Give the data back exactly. Leave out any images.

-------- LISTED RECORDS

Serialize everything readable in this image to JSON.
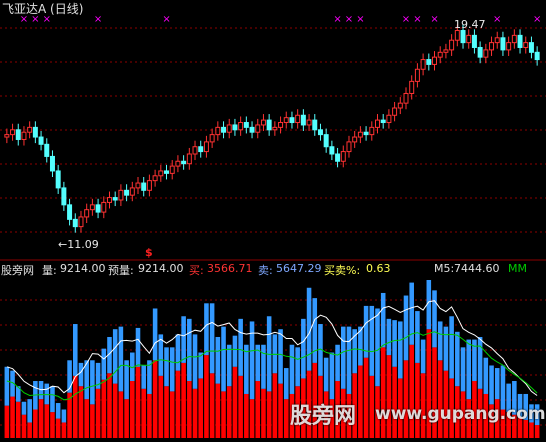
{
  "header": {
    "title": "飞亚达A (日线)"
  },
  "price_panel": {
    "low_label": "←11.09",
    "high_label": "19.47",
    "marker_symbol": "$",
    "x_marker_symbol": "×"
  },
  "volume_bar": {
    "source": "股旁网",
    "vol_label": "量:",
    "vol_value": "9214.00",
    "est_label": "预量:",
    "est_value": "9214.00",
    "buy_label": "买:",
    "buy_value": "3566.71",
    "sell_label": "卖:",
    "sell_value": "5647.29",
    "ratio_label": "买卖%:",
    "ratio_value": "0.63",
    "m5_label": "M5:",
    "m5_value": "7444.60",
    "mm_label": "MM"
  },
  "watermark": {
    "cn": "股旁网",
    "url": "www.gupang.com"
  },
  "colors": {
    "up": "#ff3232",
    "down": "#54ffff",
    "grid": "#8b0000",
    "buy": "#ff0000",
    "sell": "#3399ff",
    "m5": "#ffffff",
    "mm": "#00cc00",
    "marker": "#ff00ff"
  },
  "chart_data": {
    "type": "candlestick+volume",
    "price_ylim": [
      10.5,
      20.0
    ],
    "price_low": 11.09,
    "price_high": 19.47,
    "closes": [
      15.1,
      15.3,
      14.9,
      15.2,
      15.4,
      15.0,
      14.7,
      14.2,
      13.6,
      12.9,
      12.2,
      11.6,
      11.3,
      11.7,
      12.0,
      12.2,
      11.9,
      12.3,
      12.5,
      12.4,
      12.8,
      12.6,
      12.9,
      13.1,
      12.8,
      13.2,
      13.4,
      13.6,
      13.5,
      13.8,
      14.0,
      13.9,
      14.3,
      14.6,
      14.4,
      14.8,
      15.1,
      15.4,
      15.2,
      15.5,
      15.3,
      15.6,
      15.4,
      15.2,
      15.5,
      15.7,
      15.3,
      15.4,
      15.6,
      15.8,
      15.6,
      15.9,
      15.5,
      15.7,
      15.3,
      15.1,
      14.6,
      14.3,
      14.0,
      14.4,
      14.8,
      15.0,
      15.2,
      15.1,
      15.4,
      15.7,
      15.6,
      15.9,
      16.2,
      16.4,
      16.8,
      17.3,
      17.8,
      18.2,
      18.0,
      18.3,
      18.5,
      18.6,
      19.0,
      19.4,
      18.9,
      19.2,
      18.7,
      18.3,
      18.6,
      18.9,
      19.1,
      18.6,
      18.9,
      19.2,
      18.7,
      18.9,
      18.5,
      18.2
    ],
    "buy_volume": [
      25,
      32,
      28,
      18,
      12,
      22,
      30,
      26,
      20,
      15,
      12,
      35,
      48,
      40,
      30,
      26,
      38,
      45,
      50,
      42,
      36,
      30,
      44,
      55,
      38,
      34,
      60,
      48,
      40,
      36,
      52,
      58,
      44,
      38,
      46,
      64,
      50,
      42,
      36,
      40,
      55,
      48,
      34,
      30,
      44,
      38,
      36,
      50,
      42,
      30,
      34,
      40,
      46,
      52,
      58,
      48,
      36,
      30,
      44,
      38,
      34,
      50,
      56,
      62,
      48,
      40,
      70,
      64,
      55,
      46,
      60,
      72,
      58,
      50,
      84,
      70,
      60,
      52,
      46,
      40,
      36,
      30,
      44,
      38,
      34,
      26,
      30,
      22,
      20,
      18,
      16,
      14,
      12,
      10
    ],
    "sell_volume": [
      30,
      20,
      12,
      10,
      18,
      22,
      14,
      16,
      20,
      12,
      10,
      25,
      40,
      18,
      30,
      34,
      20,
      24,
      28,
      42,
      50,
      30,
      22,
      30,
      18,
      26,
      40,
      32,
      30,
      34,
      28,
      36,
      48,
      42,
      20,
      40,
      54,
      36,
      50,
      32,
      24,
      44,
      38,
      60,
      28,
      34,
      58,
      30,
      42,
      24,
      38,
      30,
      46,
      64,
      50,
      40,
      26,
      36,
      28,
      48,
      52,
      34,
      30,
      40,
      54,
      60,
      42,
      28,
      36,
      44,
      50,
      48,
      40,
      26,
      38,
      44,
      30,
      34,
      48,
      42,
      34,
      46,
      32,
      40,
      28,
      30,
      24,
      34,
      22,
      26,
      18,
      20,
      14,
      16
    ]
  }
}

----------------

ANSWER FOR THIS EXERCISE
Serialize everything readable in this image to JSON.
{
  "header": {
    "title": "飞亚达A (日线)"
  },
  "price_panel": {
    "low_label": "←11.09",
    "high_label": "19.47",
    "marker_symbol": "$",
    "x_marker_symbol": "×"
  },
  "volume_bar": {
    "source": "股旁网",
    "vol_label": "量:",
    "vol_value": "9214.00",
    "est_label": "预量:",
    "est_value": "9214.00",
    "buy_label": "买:",
    "buy_value": "3566.71",
    "sell_label": "卖:",
    "sell_value": "5647.29",
    "ratio_label": "买卖%:",
    "ratio_value": "0.63",
    "m5_label": "M5:",
    "m5_value": "7444.60",
    "mm_label": "MM"
  },
  "watermark": {
    "cn": "股旁网",
    "url": "www.gupang.com"
  },
  "colors": {
    "up": "#ff3232",
    "down": "#54ffff",
    "grid": "#8b0000",
    "buy": "#ff0000",
    "sell": "#3399ff",
    "m5": "#ffffff",
    "mm": "#00cc00",
    "marker": "#ff00ff"
  },
  "chart_data": {
    "type": "candlestick+volume",
    "price_ylim": [
      10.5,
      20.0
    ],
    "price_low": 11.09,
    "price_high": 19.47,
    "closes": [
      15.1,
      15.3,
      14.9,
      15.2,
      15.4,
      15.0,
      14.7,
      14.2,
      13.6,
      12.9,
      12.2,
      11.6,
      11.3,
      11.7,
      12.0,
      12.2,
      11.9,
      12.3,
      12.5,
      12.4,
      12.8,
      12.6,
      12.9,
      13.1,
      12.8,
      13.2,
      13.4,
      13.6,
      13.5,
      13.8,
      14.0,
      13.9,
      14.3,
      14.6,
      14.4,
      14.8,
      15.1,
      15.4,
      15.2,
      15.5,
      15.3,
      15.6,
      15.4,
      15.2,
      15.5,
      15.7,
      15.3,
      15.4,
      15.6,
      15.8,
      15.6,
      15.9,
      15.5,
      15.7,
      15.3,
      15.1,
      14.6,
      14.3,
      14.0,
      14.4,
      14.8,
      15.0,
      15.2,
      15.1,
      15.4,
      15.7,
      15.6,
      15.9,
      16.2,
      16.4,
      16.8,
      17.3,
      17.8,
      18.2,
      18.0,
      18.3,
      18.5,
      18.6,
      19.0,
      19.4,
      18.9,
      19.2,
      18.7,
      18.3,
      18.6,
      18.9,
      19.1,
      18.6,
      18.9,
      19.2,
      18.7,
      18.9,
      18.5,
      18.2
    ],
    "buy_volume": [
      25,
      32,
      28,
      18,
      12,
      22,
      30,
      26,
      20,
      15,
      12,
      35,
      48,
      40,
      30,
      26,
      38,
      45,
      50,
      42,
      36,
      30,
      44,
      55,
      38,
      34,
      60,
      48,
      40,
      36,
      52,
      58,
      44,
      38,
      46,
      64,
      50,
      42,
      36,
      40,
      55,
      48,
      34,
      30,
      44,
      38,
      36,
      50,
      42,
      30,
      34,
      40,
      46,
      52,
      58,
      48,
      36,
      30,
      44,
      38,
      34,
      50,
      56,
      62,
      48,
      40,
      70,
      64,
      55,
      46,
      60,
      72,
      58,
      50,
      84,
      70,
      60,
      52,
      46,
      40,
      36,
      30,
      44,
      38,
      34,
      26,
      30,
      22,
      20,
      18,
      16,
      14,
      12,
      10
    ],
    "sell_volume": [
      30,
      20,
      12,
      10,
      18,
      22,
      14,
      16,
      20,
      12,
      10,
      25,
      40,
      18,
      30,
      34,
      20,
      24,
      28,
      42,
      50,
      30,
      22,
      30,
      18,
      26,
      40,
      32,
      30,
      34,
      28,
      36,
      48,
      42,
      20,
      40,
      54,
      36,
      50,
      32,
      24,
      44,
      38,
      60,
      28,
      34,
      58,
      30,
      42,
      24,
      38,
      30,
      46,
      64,
      50,
      40,
      26,
      36,
      28,
      48,
      52,
      34,
      30,
      40,
      54,
      60,
      42,
      28,
      36,
      44,
      50,
      48,
      40,
      26,
      38,
      44,
      30,
      34,
      48,
      42,
      34,
      46,
      32,
      40,
      28,
      30,
      24,
      34,
      22,
      26,
      18,
      20,
      14,
      16
    ]
  }
}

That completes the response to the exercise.